• _EXERCISE DIRECTIONS_
The required output is every entry below, copied exactly.

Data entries
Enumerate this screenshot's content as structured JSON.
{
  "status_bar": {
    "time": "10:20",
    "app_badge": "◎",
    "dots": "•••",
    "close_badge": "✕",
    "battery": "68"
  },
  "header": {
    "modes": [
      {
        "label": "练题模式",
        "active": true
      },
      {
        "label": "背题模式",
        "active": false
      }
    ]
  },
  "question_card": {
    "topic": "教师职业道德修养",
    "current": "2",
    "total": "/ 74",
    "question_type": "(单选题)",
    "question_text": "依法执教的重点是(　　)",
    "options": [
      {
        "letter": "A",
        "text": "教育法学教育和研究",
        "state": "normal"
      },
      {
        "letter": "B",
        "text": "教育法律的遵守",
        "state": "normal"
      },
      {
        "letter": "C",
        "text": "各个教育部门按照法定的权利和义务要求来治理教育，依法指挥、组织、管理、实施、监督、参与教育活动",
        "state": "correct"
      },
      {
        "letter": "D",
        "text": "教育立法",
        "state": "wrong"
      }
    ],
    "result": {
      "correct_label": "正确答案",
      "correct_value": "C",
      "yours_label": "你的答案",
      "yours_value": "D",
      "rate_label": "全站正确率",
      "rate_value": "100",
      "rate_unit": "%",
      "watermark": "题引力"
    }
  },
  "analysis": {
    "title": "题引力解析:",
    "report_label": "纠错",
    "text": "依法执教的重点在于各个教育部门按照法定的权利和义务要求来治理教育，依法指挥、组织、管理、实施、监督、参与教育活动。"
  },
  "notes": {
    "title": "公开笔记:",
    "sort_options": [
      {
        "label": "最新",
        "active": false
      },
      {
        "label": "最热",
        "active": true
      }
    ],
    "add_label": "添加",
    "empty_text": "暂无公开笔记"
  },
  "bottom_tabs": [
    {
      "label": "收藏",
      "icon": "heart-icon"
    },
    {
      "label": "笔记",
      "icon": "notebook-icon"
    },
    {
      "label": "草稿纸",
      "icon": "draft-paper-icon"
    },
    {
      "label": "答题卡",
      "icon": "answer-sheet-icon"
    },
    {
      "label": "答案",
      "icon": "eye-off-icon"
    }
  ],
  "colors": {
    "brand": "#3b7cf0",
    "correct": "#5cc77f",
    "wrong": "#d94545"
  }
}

• _RESULT OF THIS EXERCISE_
Enumerate this screenshot's content as structured JSON.
{
  "status_bar": {
    "time": "10:20",
    "app_badge": "◎",
    "dots": "•••",
    "close_badge": "✕",
    "battery": "68"
  },
  "header": {
    "modes": [
      {
        "label": "练题模式",
        "active": true
      },
      {
        "label": "背题模式",
        "active": false
      }
    ]
  },
  "question_card": {
    "topic": "教师职业道德修养",
    "current": "2",
    "total": "/ 74",
    "question_type": "(单选题)",
    "question_text": "依法执教的重点是(　　)",
    "options": [
      {
        "letter": "A",
        "text": "教育法学教育和研究",
        "state": "normal"
      },
      {
        "letter": "B",
        "text": "教育法律的遵守",
        "state": "normal"
      },
      {
        "letter": "C",
        "text": "各个教育部门按照法定的权利和义务要求来治理教育，依法指挥、组织、管理、实施、监督、参与教育活动",
        "state": "correct"
      },
      {
        "letter": "D",
        "text": "教育立法",
        "state": "wrong"
      }
    ],
    "result": {
      "correct_label": "正确答案",
      "correct_value": "C",
      "yours_label": "你的答案",
      "yours_value": "D",
      "rate_label": "全站正确率",
      "rate_value": "100",
      "rate_unit": "%",
      "watermark": "题引力"
    }
  },
  "analysis": {
    "title": "题引力解析:",
    "report_label": "纠错",
    "text": "依法执教的重点在于各个教育部门按照法定的权利和义务要求来治理教育，依法指挥、组织、管理、实施、监督、参与教育活动。"
  },
  "notes": {
    "title": "公开笔记:",
    "sort_options": [
      {
        "label": "最新",
        "active": false
      },
      {
        "label": "最热",
        "active": true
      }
    ],
    "add_label": "添加",
    "empty_text": "暂无公开笔记"
  },
  "bottom_tabs": [
    {
      "label": "收藏",
      "icon": "heart-icon"
    },
    {
      "label": "笔记",
      "icon": "notebook-icon"
    },
    {
      "label": "草稿纸",
      "icon": "draft-paper-icon"
    },
    {
      "label": "答题卡",
      "icon": "answer-sheet-icon"
    },
    {
      "label": "答案",
      "icon": "eye-off-icon"
    }
  ],
  "colors": {
    "brand": "#3b7cf0",
    "correct": "#5cc77f",
    "wrong": "#d94545"
  }
}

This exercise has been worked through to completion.